# WHAT YOU WILL DO
Only an exact copy of every record counts as an answer.

Segment Start: DATASET EXTRACT

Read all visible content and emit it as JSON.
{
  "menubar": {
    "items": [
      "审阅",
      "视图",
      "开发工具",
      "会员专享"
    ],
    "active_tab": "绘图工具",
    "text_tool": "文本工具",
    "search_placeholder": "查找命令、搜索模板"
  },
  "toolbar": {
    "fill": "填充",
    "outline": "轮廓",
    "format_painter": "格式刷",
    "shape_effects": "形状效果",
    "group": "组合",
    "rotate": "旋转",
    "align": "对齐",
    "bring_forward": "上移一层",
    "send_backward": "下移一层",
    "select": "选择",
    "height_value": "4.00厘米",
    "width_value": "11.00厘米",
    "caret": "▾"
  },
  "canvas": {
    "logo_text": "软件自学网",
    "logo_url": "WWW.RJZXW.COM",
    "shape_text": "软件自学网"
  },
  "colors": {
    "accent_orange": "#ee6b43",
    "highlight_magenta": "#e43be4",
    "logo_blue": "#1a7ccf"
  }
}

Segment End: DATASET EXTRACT

# PROBLEM SOLUTION
Read all visible content and emit it as JSON.
{
  "menubar": {
    "items": [
      "审阅",
      "视图",
      "开发工具",
      "会员专享"
    ],
    "active_tab": "绘图工具",
    "text_tool": "文本工具",
    "search_placeholder": "查找命令、搜索模板"
  },
  "toolbar": {
    "fill": "填充",
    "outline": "轮廓",
    "format_painter": "格式刷",
    "shape_effects": "形状效果",
    "group": "组合",
    "rotate": "旋转",
    "align": "对齐",
    "bring_forward": "上移一层",
    "send_backward": "下移一层",
    "select": "选择",
    "height_value": "4.00厘米",
    "width_value": "11.00厘米",
    "caret": "▾"
  },
  "canvas": {
    "logo_text": "软件自学网",
    "logo_url": "WWW.RJZXW.COM",
    "shape_text": "软件自学网"
  },
  "colors": {
    "accent_orange": "#ee6b43",
    "highlight_magenta": "#e43be4",
    "logo_blue": "#1a7ccf"
  }
}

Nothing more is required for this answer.